After earning an art education degree from Towson University in 2000, Cunningham taught at Hammond High School in Columbia and then at Francis Scott Key High in Carroll County. She established Deelite Design in 2006 and became a full-time artist in 2008. She opened her Frederick Road studio in 2012 and two years later rebranded it as Cunningham Studios.
3. She plays the upright bass.
Calling herself "a tomboy who has always been drawn to the unexpected," Cunningham decided as a third-grader at Atholton Elementary that she wanted to play the largest instrument in the string family. She took lessons through college and occasionally performs bluegrass and alternative music with local musicians.
4. Her ancestor founded a mill town.
Cunningham says her distant ancestor, Edmund Littlefield, founded a town in Wells, Maine, that was not unlike Ellicott City, and fought in the Revolutionary War.
5. She's been training her cat to walk on a leash.
She wants Timmy, a tiger-striped domestic shorthair who is nearly a year old, to be able to walk alongside her when she bikes.
6. She wants to ride a bicycle across the United States.
She's hoping to achieve this goal sometime in the next 10 years to prove to herself that she can be self-reliant and handle long periods of solitude. She has participated in endurance events, such as 24-hour team racing and the Patapsco Epic, a 50-mile mountain bike ride in Patapsco Valley State Park.
Her favorite food is macaroni and cheese made from a box. She loves the color turquoise because it's the December birthstone.
8. She worked on the TV series "Extreme Makeover: Home Edition."
She spent summer 2010 leading a 30-person crew in creating murals and hand-painted furniture for host and lead designer Ty Pennington. His now-defunct ABC renovation show with a mission had come to Baltimore that year to build a girls' home for the Boys Hope Girls Hope nonprofit organization.
9. She has a special tattoo.
The six-inch tattoo on the inside of her right forearm reads "Babycakes," which was her mother's nickname for her. It was copied from her mother's actual handwriting as a tribute after she died from lung cancer in 2014.

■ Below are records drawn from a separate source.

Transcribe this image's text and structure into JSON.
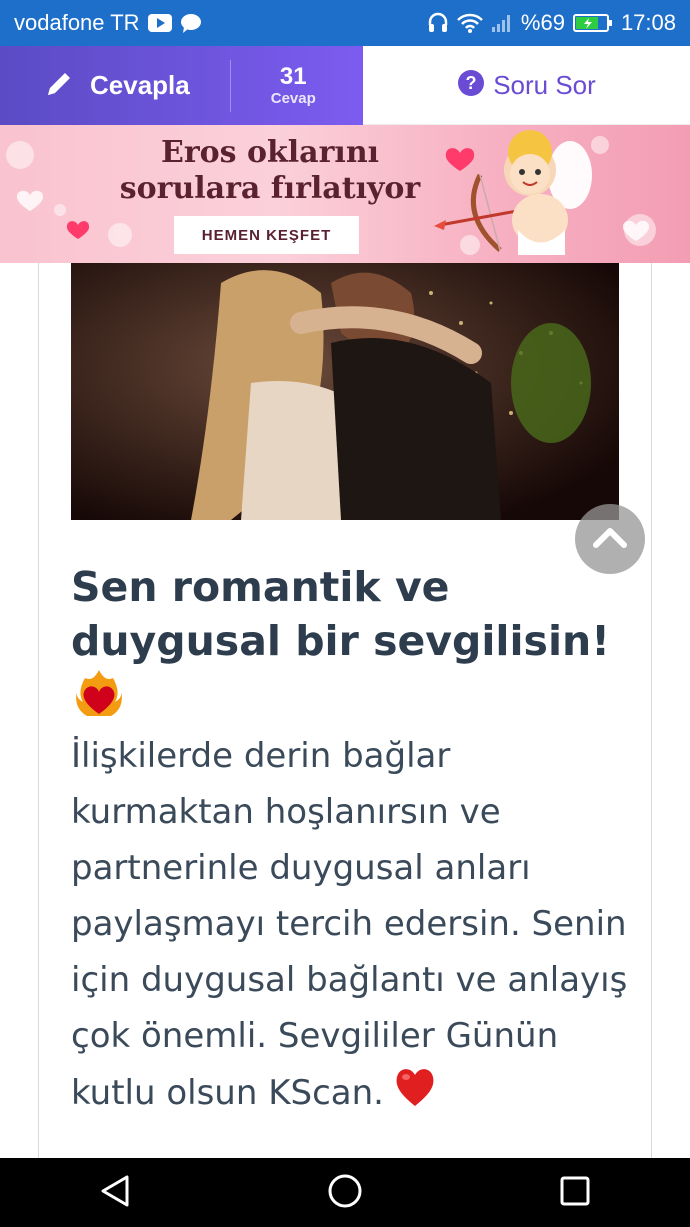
{
  "status_bar": {
    "carrier": "vodafone TR",
    "battery_percent": "%69",
    "time": "17:08",
    "icons": [
      "youtube-icon",
      "message-icon",
      "headset-icon",
      "wifi-icon",
      "signal-icon",
      "battery-icon"
    ]
  },
  "action_bar": {
    "answer_label": "Cevapla",
    "answer_count": "31",
    "answer_count_label": "Cevap",
    "ask_label": "Soru Sor",
    "accent": "#6a4bd4"
  },
  "banner": {
    "title_line1": "Eros oklarını",
    "title_line2": "sorulara fırlatıyor",
    "cta": "HEMEN KEŞFET"
  },
  "article": {
    "headline": "Sen romantik ve duygusal bir sevgilisin!",
    "headline_emoji": "heart-on-fire-icon",
    "body": "İlişkilerde derin bağlar kurmaktan hoşlanırsın ve partnerinle duygusal anları paylaşmayı tercih edersin. Senin için duygusal bağlantı ve anlayış çok önemli. Sevgililer Günün kutlu olsun KScan.",
    "body_emoji": "red-heart-icon",
    "text_color": "#2e3d4d"
  },
  "nav_bar": {
    "buttons": [
      "back-icon",
      "home-icon",
      "recents-icon"
    ]
  }
}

Cunningham envisions a shop that will sell artistic kids' clothing and wants to call it "Ruth & Clara," after two important women in her life: her maternal grandmother, Ruth Littlefield Lenehan, who was an elementary school art teacher, and an inspirational aunt of her roommate Mary.